NCUA received six comments on the interim final rule: Three from Federal credit unions, two from credit union trade associations, and one from a State credit union league. All the commenters were supportive of the interim final rule but urged NCUA to permit Federal credit unions to extend the term of second mortgages to be coextensive with the term of existing first mortgages without participating in the MHA Second Lien Program. Some commenters stated the MHA Second Lien Program was cumbersome for some credit unions because of reporting requirements and others stated some credit unions are not interested in the government payment but simply wanted additional flexibility in modifying member loans. A couple of the commenters believed the 20-year maturity limit for second liens should be eliminated entirely, contending it would make Federal credit unions more competitive with other lenders. These comments are beyond the scope of the interim final rule and, therefore, the Board is constrained by the provisions of the Administrative Procedure Act Start Printed Page 68370from making such changes in a final rule. The Board, however, may take these comments into consideration if it considers other changes to NCUA's lending regulation in the future.
III. Final Rule
This final regulation adopts the amendments made in the interim final rule without change. The final rule creates a limited exception to the 20-year maturity limit on second mortgage loans. The new provision, § 701.21(f)(3), permits Federal credit unions participating in Treasury's MHA Program to modify a second mortgage to match the term of a modified first mortgage, beyond 20 years. Credit unions that are not participating in the MHA Second Lien Program are still subject to the current 20-year maturity limitation on second liens. The final rule is intended to create a narrow exception to NCUA's lending rules to enable Federal credit unions to fully participate in the MHA Second Lien Program.
III. Regulatory Procedures
Regulatory Flexibility Act
The Regulatory Flexibility Act requires NCUA to prepare an analysis to describe any significant economic impact a rule may have on a substantial number of small entities (primarily those under ten million dollars in assets). This final rule does not impose any regulatory burden but provides flexibility to all Federal credit unions to allow for participation in the MHA Second Lien Program. Accordingly, it will not have a significant economic impact on a substantial number of small credit unions, and therefore, no regulatory flexibility analysis is required.
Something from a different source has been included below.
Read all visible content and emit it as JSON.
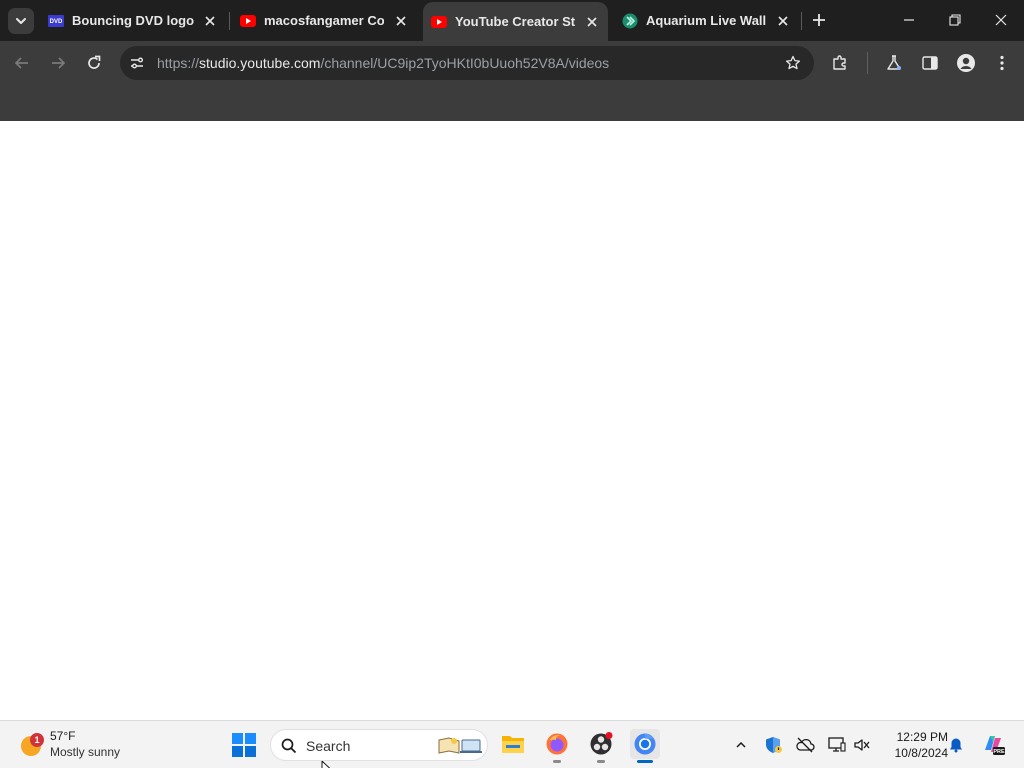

Paperwork Reduction Act
NCUA has determined that this rule will not increase paperwork requirements under the Paperwork Reduction Act of 1995 and regulations of the Office of Management and Budget.
The Treasury and General Government Appropriations Act, 1999—Assessment of Federal Regulations and Policies on Families
NCUA has determined that this rule will not affect family well-being within the meaning of section 654 of the Treasury and General Government Appropriations Act, 1999, Public Law 105-277, 112 Stat. 2681 (1998).
Small Business Regulatory Enforcement Fairness Act
The Small Business Regulatory Enforcement Fairness Act of 1996 (Pub. L. 104-121) (SBREFA) provides generally for congressional review of agency rules. A reporting requirement is triggered in instances where NCUA issues a final rule as defined by Section 551 of the APA. 5 U.S.C. 551. The Office of Information and Regulatory Affairs, an office within the Office of Management and Budget, has determined that this is not a major rule for purposes of SBREFA.Start List of Subjects
List of Subjects in 12 CFR Part 701End List of Subjects Start Amendment Part
For the reasons discussed above, NCUA confirms as final without change, the interim final rule amendingEnd Amendment Part Start Signature
By the National Credit Union Administration Board, this 17th day of December 2009.
Mary F. Rupp,
Secretary of the Board.
[FR Doc. E9-30435 Filed 12-23-09; 8:45 am]
BILLING CODE 7535-01-P